= EXERCISE AIM =
Take every line from the data that has the word "text" in it.

Dataset rows describing interfaces:

==*==

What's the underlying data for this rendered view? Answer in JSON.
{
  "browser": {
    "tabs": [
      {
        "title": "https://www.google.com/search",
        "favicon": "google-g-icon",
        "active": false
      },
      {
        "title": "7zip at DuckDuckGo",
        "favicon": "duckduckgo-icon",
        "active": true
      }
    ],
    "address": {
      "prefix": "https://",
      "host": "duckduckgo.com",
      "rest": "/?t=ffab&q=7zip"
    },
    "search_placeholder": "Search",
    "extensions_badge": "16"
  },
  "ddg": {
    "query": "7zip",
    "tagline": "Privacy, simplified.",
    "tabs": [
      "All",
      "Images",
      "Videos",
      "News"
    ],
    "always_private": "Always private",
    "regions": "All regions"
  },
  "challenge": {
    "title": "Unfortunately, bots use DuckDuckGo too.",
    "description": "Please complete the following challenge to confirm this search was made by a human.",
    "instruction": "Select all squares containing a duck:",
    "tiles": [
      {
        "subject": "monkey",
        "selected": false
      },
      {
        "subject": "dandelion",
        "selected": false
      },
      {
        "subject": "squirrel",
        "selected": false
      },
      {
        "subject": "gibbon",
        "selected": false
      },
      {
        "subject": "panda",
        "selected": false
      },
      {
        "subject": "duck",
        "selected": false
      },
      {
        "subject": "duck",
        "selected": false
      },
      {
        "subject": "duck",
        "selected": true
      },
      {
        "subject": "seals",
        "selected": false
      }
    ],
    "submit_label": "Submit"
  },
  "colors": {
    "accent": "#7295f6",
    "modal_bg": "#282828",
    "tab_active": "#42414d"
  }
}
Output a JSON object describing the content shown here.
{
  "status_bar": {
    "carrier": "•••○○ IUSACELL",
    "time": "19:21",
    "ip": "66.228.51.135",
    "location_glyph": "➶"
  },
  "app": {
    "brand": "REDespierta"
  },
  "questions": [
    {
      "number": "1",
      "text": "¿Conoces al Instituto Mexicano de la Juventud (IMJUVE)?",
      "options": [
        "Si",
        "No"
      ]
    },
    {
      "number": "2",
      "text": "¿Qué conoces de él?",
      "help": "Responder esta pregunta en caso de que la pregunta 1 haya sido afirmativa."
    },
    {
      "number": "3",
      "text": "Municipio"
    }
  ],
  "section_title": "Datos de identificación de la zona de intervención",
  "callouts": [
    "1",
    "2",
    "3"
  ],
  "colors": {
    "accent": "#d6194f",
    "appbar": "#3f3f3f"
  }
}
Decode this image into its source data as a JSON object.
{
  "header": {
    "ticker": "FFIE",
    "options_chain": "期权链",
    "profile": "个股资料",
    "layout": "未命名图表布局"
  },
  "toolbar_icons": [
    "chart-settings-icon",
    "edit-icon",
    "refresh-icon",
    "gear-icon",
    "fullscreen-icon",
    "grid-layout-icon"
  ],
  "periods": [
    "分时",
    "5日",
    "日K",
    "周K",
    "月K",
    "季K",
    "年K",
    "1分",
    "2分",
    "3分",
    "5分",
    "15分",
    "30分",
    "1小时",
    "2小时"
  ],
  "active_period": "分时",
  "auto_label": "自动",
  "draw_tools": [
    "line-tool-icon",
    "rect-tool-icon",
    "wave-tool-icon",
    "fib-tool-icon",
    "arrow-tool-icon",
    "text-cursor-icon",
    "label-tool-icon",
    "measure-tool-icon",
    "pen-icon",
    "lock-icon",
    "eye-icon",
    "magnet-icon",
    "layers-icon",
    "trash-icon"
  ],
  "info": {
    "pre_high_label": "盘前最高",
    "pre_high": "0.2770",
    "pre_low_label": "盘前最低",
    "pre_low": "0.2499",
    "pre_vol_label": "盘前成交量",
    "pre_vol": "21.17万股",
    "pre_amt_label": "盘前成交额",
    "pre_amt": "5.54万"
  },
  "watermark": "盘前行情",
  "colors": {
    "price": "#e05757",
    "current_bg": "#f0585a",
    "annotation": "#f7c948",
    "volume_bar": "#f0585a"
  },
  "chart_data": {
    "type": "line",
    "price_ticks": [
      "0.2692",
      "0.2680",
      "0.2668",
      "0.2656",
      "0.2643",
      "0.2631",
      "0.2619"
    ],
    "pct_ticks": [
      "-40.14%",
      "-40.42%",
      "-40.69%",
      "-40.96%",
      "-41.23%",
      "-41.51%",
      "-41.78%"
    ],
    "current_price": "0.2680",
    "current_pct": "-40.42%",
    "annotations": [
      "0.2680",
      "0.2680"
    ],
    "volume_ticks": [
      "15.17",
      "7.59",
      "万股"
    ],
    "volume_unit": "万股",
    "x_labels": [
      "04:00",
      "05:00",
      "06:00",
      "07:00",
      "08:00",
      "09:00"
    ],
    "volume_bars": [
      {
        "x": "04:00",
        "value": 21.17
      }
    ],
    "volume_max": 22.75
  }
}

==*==

= TASK OUTPUT =
      "text": "¿Conoces al Instituto Mexicano de la Juventud (IMJUVE)?",
      "text": "¿Qué conoces de él?",
      "text": "Municipio"
    "text-cursor-icon",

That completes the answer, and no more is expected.